● What is expected
Going through the material underneath, give only the number of lines that contain "Period".

● Given records
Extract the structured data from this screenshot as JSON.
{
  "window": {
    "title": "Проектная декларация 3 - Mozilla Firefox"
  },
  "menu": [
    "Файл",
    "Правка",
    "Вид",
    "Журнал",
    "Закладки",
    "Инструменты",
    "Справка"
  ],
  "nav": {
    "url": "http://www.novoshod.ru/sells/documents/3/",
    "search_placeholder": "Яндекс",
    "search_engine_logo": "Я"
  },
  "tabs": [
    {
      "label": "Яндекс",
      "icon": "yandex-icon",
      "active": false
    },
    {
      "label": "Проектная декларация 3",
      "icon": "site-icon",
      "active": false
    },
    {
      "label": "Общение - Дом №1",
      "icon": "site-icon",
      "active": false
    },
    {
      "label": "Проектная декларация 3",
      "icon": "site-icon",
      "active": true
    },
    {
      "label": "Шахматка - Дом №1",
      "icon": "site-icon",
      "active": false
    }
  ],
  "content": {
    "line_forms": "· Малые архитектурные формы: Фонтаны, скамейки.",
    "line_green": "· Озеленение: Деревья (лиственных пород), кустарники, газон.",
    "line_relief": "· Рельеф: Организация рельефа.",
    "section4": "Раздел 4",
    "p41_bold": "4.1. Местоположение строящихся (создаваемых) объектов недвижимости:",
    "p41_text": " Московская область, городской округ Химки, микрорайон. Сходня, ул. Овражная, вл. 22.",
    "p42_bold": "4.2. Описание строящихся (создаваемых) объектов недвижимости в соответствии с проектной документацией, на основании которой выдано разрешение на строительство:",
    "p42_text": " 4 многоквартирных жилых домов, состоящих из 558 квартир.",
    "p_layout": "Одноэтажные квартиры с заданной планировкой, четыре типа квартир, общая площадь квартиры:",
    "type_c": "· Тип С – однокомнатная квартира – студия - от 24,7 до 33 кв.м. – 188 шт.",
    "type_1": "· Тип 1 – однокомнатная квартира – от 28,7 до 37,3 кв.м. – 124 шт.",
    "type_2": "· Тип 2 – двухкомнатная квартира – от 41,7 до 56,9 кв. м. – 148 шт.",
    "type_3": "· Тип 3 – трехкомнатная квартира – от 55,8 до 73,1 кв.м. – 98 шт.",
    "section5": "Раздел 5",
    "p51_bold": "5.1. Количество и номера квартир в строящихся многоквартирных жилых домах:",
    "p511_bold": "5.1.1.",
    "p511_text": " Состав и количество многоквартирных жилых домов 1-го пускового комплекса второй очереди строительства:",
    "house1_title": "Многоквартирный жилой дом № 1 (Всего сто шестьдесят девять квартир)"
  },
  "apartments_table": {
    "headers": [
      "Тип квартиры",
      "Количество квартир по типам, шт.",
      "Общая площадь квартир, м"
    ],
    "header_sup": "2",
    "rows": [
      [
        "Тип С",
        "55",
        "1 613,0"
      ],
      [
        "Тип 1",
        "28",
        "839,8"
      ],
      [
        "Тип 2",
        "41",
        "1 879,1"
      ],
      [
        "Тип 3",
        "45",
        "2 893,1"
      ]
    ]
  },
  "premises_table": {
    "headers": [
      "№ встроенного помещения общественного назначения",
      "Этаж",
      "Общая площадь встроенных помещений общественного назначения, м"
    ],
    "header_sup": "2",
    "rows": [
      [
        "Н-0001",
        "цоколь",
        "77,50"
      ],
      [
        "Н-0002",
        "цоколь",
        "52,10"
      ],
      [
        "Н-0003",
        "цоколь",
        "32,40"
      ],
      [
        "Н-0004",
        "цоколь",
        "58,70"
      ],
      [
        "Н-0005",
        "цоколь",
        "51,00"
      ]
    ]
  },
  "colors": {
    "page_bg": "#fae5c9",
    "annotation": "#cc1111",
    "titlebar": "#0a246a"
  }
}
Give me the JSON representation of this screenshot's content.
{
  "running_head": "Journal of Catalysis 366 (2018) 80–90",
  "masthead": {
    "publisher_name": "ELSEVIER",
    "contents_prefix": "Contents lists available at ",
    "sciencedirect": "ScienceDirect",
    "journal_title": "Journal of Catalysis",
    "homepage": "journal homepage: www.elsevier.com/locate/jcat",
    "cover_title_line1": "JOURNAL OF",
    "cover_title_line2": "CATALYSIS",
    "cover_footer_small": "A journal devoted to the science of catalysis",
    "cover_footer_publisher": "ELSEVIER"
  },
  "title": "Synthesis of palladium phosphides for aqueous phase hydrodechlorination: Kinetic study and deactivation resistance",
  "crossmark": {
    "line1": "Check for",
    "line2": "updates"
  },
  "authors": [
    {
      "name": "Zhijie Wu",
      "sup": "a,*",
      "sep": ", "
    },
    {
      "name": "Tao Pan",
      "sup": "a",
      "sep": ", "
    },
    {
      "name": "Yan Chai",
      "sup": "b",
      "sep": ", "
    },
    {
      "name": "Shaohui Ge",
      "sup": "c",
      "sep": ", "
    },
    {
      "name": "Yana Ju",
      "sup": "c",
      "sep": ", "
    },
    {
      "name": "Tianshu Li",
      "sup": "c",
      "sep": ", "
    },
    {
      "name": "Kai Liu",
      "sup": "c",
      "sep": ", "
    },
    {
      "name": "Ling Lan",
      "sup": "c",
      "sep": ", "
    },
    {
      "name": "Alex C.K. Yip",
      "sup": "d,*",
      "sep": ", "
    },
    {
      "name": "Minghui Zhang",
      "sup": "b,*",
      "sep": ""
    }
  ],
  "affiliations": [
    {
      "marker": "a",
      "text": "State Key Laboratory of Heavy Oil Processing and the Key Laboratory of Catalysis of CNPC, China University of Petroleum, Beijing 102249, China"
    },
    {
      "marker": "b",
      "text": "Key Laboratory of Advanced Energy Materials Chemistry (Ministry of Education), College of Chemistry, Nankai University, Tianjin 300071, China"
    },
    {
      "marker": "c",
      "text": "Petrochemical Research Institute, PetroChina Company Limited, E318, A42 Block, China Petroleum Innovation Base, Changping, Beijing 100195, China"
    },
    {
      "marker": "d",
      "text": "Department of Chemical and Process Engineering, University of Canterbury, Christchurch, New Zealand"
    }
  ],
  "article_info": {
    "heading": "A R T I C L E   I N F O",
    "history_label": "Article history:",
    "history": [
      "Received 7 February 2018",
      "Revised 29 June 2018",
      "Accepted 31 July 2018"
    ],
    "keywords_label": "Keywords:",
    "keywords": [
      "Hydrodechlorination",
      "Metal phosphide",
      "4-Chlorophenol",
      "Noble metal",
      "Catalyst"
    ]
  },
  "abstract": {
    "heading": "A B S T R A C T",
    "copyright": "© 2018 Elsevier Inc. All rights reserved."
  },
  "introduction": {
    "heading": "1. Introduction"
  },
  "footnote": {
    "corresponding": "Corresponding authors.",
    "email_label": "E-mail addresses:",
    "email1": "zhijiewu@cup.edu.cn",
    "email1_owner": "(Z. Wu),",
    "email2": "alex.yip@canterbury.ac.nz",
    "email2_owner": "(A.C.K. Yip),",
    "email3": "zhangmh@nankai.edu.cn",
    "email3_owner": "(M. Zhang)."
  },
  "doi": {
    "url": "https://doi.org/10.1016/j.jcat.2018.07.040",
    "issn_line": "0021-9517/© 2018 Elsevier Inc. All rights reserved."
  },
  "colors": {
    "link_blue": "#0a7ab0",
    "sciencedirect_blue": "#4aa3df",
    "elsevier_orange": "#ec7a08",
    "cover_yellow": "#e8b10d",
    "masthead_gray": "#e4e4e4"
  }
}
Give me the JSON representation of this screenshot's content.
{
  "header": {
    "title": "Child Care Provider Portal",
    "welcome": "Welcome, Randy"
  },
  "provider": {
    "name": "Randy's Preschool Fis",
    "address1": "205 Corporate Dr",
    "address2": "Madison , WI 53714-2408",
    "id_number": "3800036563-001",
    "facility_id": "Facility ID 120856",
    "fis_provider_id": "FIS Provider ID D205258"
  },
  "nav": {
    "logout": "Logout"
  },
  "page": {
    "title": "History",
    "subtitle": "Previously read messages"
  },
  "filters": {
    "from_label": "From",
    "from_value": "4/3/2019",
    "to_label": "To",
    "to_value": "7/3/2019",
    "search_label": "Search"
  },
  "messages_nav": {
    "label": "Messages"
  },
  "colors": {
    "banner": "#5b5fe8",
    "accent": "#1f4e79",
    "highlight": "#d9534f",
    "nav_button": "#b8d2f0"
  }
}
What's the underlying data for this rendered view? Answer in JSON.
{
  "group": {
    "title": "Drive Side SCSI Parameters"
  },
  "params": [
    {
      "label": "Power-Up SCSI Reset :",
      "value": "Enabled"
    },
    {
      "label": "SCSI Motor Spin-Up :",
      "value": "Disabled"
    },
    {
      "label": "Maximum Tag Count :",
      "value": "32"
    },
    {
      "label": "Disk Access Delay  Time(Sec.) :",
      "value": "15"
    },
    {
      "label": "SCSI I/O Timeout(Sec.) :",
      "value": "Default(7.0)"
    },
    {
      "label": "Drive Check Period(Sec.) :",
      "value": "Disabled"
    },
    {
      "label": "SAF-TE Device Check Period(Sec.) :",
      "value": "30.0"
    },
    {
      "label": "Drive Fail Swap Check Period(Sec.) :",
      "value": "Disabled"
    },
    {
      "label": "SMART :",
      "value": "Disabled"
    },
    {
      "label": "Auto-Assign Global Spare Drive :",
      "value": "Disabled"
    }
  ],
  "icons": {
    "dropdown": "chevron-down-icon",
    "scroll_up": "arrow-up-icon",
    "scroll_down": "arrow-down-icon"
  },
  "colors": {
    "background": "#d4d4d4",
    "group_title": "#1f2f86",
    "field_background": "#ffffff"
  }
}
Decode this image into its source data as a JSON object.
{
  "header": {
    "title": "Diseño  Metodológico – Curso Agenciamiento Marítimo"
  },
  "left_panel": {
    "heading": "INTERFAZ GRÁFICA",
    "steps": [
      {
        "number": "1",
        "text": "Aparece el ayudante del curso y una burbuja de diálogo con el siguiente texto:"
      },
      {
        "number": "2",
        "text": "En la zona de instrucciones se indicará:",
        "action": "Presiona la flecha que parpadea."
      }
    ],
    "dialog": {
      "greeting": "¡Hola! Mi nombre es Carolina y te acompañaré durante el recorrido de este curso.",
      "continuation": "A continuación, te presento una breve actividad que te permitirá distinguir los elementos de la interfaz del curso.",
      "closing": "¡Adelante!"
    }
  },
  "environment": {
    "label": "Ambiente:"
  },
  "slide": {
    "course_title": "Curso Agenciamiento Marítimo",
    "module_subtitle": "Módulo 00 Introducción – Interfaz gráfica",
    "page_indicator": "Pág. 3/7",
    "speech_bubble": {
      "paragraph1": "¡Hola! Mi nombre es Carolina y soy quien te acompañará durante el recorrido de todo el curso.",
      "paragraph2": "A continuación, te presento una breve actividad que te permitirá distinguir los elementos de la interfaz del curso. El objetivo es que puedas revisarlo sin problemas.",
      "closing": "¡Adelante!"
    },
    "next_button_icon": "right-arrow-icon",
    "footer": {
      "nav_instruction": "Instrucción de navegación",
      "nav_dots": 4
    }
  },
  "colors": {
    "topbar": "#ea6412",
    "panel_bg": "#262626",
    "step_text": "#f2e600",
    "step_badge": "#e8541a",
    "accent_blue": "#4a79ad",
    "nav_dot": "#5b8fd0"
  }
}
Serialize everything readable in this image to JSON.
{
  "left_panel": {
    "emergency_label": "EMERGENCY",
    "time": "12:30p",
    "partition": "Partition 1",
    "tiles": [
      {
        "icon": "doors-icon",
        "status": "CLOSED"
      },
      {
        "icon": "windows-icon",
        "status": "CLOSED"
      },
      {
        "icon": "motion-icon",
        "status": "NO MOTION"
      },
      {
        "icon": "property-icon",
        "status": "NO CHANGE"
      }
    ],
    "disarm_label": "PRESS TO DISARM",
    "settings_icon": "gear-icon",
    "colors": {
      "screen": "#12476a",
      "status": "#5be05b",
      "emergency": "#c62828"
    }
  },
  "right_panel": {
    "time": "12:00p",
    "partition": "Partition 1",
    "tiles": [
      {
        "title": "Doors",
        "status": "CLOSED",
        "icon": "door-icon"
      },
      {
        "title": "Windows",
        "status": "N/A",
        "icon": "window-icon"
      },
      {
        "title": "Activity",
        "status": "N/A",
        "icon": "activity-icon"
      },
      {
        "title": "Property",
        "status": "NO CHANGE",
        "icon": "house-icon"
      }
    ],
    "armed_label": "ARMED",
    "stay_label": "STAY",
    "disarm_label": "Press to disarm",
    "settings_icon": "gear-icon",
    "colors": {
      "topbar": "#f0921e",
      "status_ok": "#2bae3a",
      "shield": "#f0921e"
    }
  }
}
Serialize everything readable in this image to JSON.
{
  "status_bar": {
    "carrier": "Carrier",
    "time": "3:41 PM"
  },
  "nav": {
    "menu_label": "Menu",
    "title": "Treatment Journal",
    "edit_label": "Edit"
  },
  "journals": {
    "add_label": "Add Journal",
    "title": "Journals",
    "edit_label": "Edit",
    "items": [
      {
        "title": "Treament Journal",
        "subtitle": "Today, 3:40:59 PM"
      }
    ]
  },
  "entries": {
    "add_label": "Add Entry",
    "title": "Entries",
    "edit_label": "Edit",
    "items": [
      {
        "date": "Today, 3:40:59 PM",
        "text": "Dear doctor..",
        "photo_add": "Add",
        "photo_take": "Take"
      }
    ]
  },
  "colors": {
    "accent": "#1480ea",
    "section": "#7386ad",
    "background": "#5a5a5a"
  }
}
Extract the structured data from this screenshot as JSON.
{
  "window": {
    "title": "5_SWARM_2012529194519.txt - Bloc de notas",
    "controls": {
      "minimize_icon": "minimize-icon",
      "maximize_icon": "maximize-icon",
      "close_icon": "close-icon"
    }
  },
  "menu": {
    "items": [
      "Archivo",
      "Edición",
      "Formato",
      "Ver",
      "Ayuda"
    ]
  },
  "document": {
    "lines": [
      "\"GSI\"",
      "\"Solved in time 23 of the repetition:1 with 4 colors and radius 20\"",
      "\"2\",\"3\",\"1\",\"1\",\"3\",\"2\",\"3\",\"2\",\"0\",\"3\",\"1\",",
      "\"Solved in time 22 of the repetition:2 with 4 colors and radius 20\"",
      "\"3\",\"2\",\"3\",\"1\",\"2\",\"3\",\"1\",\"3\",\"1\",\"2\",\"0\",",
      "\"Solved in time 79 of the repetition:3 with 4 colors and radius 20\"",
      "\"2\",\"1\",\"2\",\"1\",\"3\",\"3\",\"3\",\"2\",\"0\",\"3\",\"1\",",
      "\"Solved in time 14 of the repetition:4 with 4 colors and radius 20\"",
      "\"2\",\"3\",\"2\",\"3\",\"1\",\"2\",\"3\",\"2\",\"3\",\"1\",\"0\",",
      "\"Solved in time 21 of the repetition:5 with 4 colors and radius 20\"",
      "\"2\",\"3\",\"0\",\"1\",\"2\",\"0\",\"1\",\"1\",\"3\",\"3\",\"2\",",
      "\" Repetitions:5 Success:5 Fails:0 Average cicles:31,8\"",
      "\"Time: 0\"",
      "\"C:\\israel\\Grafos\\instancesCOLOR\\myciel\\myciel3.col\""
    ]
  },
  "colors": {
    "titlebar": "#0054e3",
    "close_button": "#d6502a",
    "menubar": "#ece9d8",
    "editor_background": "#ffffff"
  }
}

● Result for this exercise
3